When I returned to the country of my birth, Vietnam, for the first time, my husband Merlin did not come with me. It was my wish – or rather, my promise to myself – that I would first come back with my brother to find out if we felt like foreigners after living for more than twenty years in Canada. I also did not know how my countrymen would react to my British husband. We had been together for eight years and married for two, long enough for us to become as comfortable together as an old pillow, although, in the eyes of others, we were still an odd and unlikely couple: he, a large Briton; me, a much smaller Vietnamese.
My brother and I chose to start our trip in the North where we had never travelled before. If we really felt like foreigners there, we thought it would not bother us too much.
My fear of feeling like an alien in my own country greeted me at the hotel, during my encounter with a smiling young receptionist. We spoke the same language, with the same accent, but her voice was stridently assertive while mine became reserved and distant. The twenty years of Vietnamese war breathed silently between us. We had absolutely nothing in common. This was definitely not my country and there was an ocean between me and my real country, where I had left Merlin. At that moment, I just wanted to turn around and sail back to that other shore and rest my head on his shoulder. This was not the first time I had travelled without him so I thought it would really be no big deal if we were apart for a couple of weeks. How wrong I was.

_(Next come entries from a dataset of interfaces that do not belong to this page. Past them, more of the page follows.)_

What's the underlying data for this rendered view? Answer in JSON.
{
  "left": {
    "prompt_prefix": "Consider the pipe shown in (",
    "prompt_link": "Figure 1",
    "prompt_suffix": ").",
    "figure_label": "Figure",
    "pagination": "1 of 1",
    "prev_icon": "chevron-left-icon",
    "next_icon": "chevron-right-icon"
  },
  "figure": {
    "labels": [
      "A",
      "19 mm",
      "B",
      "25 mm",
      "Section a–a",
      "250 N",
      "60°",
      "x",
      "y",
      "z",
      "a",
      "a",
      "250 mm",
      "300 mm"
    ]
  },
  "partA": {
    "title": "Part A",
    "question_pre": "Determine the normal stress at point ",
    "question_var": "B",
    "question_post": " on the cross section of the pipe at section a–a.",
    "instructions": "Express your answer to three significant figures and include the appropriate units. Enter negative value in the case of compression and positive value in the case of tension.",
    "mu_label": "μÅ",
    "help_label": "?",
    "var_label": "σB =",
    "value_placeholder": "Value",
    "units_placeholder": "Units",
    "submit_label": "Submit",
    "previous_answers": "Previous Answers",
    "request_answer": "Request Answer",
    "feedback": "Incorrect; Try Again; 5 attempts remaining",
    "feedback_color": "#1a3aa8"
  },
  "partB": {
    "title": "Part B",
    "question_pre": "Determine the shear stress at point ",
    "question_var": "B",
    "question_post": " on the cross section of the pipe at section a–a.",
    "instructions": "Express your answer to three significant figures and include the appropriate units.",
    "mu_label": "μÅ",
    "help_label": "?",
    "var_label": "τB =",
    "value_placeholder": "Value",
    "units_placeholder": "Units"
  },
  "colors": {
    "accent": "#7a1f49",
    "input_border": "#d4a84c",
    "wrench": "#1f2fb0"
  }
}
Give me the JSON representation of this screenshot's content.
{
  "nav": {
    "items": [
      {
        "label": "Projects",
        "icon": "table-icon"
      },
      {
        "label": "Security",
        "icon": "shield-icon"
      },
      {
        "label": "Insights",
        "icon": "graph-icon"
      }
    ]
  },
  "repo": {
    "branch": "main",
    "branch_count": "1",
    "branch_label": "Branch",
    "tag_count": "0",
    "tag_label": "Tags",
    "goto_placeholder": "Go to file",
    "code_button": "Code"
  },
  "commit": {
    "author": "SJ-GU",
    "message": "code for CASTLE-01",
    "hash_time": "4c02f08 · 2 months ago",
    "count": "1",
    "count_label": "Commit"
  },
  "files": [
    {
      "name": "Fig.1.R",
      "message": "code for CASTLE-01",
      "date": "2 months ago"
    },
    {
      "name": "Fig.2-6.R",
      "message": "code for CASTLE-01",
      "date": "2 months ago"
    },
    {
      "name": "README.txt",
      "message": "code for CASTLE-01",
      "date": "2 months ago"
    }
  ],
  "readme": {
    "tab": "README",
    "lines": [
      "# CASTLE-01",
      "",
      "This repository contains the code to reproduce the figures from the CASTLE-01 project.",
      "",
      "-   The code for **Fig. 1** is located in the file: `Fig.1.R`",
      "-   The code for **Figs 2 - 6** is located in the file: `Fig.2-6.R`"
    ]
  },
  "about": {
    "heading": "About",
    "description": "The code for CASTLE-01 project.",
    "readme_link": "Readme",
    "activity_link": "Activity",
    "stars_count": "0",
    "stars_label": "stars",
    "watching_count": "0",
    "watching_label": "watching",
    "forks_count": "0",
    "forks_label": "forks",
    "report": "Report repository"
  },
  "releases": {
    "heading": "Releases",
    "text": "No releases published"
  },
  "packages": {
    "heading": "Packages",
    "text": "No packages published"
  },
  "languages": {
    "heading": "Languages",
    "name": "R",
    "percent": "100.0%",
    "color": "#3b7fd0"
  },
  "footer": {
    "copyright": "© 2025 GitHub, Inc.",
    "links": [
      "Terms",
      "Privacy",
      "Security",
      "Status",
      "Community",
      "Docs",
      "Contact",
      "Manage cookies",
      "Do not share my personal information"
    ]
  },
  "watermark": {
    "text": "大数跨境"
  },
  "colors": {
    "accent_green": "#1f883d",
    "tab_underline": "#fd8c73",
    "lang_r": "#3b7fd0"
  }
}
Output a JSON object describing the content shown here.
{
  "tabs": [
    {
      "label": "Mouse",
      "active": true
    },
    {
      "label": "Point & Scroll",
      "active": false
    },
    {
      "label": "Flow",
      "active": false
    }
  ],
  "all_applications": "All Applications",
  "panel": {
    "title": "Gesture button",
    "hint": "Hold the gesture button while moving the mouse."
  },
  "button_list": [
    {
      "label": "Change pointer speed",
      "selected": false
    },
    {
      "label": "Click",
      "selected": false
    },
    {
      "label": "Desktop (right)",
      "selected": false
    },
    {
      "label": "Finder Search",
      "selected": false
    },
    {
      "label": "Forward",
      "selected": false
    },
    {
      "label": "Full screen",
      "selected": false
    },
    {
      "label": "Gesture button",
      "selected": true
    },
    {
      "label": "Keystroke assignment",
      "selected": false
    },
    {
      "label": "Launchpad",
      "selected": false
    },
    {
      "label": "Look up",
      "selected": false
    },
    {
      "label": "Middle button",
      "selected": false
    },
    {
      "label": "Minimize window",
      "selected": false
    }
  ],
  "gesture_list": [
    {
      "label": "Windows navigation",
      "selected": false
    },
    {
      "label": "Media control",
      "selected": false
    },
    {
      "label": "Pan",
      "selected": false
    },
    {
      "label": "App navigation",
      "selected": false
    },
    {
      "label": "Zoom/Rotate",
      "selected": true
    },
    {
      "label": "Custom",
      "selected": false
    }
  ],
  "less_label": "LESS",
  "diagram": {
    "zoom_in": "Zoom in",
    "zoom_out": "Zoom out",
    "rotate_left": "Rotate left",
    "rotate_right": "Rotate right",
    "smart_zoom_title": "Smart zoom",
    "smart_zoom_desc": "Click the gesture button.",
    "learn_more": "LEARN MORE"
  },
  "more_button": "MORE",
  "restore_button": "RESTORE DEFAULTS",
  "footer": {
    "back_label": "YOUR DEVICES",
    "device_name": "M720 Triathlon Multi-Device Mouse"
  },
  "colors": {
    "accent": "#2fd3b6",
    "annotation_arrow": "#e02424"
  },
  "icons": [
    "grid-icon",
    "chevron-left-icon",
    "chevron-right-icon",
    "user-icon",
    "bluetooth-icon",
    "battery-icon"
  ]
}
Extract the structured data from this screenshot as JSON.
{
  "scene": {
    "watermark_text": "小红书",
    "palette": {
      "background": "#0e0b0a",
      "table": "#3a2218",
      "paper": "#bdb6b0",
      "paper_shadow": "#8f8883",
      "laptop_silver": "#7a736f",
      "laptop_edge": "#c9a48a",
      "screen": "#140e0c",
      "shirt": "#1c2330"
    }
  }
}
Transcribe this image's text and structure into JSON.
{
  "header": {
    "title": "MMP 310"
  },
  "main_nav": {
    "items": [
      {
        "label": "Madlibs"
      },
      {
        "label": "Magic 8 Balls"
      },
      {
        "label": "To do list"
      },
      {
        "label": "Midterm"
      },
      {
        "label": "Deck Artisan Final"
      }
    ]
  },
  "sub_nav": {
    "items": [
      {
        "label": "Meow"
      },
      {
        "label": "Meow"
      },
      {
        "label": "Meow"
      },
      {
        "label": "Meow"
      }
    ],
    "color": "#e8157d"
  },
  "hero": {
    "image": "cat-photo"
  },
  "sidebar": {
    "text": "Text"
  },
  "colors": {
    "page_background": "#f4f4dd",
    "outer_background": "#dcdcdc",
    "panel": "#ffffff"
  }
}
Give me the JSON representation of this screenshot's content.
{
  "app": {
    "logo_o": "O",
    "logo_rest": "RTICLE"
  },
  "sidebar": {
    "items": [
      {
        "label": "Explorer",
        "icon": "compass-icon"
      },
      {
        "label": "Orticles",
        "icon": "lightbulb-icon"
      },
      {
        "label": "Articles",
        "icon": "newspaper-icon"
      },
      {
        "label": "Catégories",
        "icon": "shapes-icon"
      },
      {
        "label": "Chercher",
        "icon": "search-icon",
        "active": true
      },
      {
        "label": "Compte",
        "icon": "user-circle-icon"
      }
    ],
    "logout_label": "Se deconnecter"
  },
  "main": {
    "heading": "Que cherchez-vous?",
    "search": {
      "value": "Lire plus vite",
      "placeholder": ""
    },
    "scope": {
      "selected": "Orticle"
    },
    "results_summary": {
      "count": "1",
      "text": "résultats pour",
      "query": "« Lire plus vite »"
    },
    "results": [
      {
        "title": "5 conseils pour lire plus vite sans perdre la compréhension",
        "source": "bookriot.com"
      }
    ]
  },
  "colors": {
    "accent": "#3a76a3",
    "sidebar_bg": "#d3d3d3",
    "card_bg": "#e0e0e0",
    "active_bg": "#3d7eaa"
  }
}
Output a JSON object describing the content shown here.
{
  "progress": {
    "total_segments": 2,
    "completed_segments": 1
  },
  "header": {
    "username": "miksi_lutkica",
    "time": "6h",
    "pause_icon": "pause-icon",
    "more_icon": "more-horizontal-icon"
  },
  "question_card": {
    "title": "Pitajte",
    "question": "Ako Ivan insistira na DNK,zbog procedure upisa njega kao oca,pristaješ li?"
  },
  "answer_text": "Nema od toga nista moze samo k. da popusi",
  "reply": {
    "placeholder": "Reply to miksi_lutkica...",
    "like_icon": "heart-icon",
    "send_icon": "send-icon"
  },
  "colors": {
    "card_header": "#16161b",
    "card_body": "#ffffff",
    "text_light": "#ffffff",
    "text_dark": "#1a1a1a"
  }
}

As the week went by, my unhappiness swelled intolerably. We were reminded of our foreigner status when we had to pay more than locals to visit museums and shrines. At night, loud arguments in the streets would wake us from our hot and sticky sleep. I could hear and understand every word, but their vulgarity was beyond my comprehension. The polite smiles and greetings of the hotel receptionists hid an assumed superiority and an unspoken mockery. This made me even more homesick and desperately lonesome for Merlin. Every evening, I went to the internet shop to send him emails: short and inconsequential messages about mundane things – how was he doing at work, if he remembered to weed our garden and water the house plants? At night, I wrote longer messages to him in my notebook, messages never sent, pouring out my heart and my tears. I wanted to be transported home at once, to wipe my eyes on his shirt and to listen to his beating heart.
After ten days, we made our way south. The Vietnam that we used to know gradually revealed itself with each mile travelled. The invisible shroud separating us from those around us began to lift as soon as we left Hanoi, and had dissipated completely by the time we reached Nha Trang, a city with which I have a particular bond – I was born there, and, as a teenager, I had returned a few times after our family moved to Saigon. Every morning, I walked to the beach to watch the sun rise – a huge, orange ball emerging from the blue calm of the Pacific Ocean. Back home, where my Merlin was, the sun was setting and I wondered if he was watching it from the window of his study. One evening, I sent a message to the moon that would be delivered to Merlin in Canada, twelve hours later. I slept that night comforted by the thought that the murmuring ocean between us would carry our every conversation.
Three years later, I returned to Vietnam with Merlin. During the week we were in Nha Trang, we watched the same sunrise every morning and the same full moon every evening. We bathed in the same ocean that had separated us on my previous visit. I frolicked in the same water just like the little girl who played there more than thirty years earlier.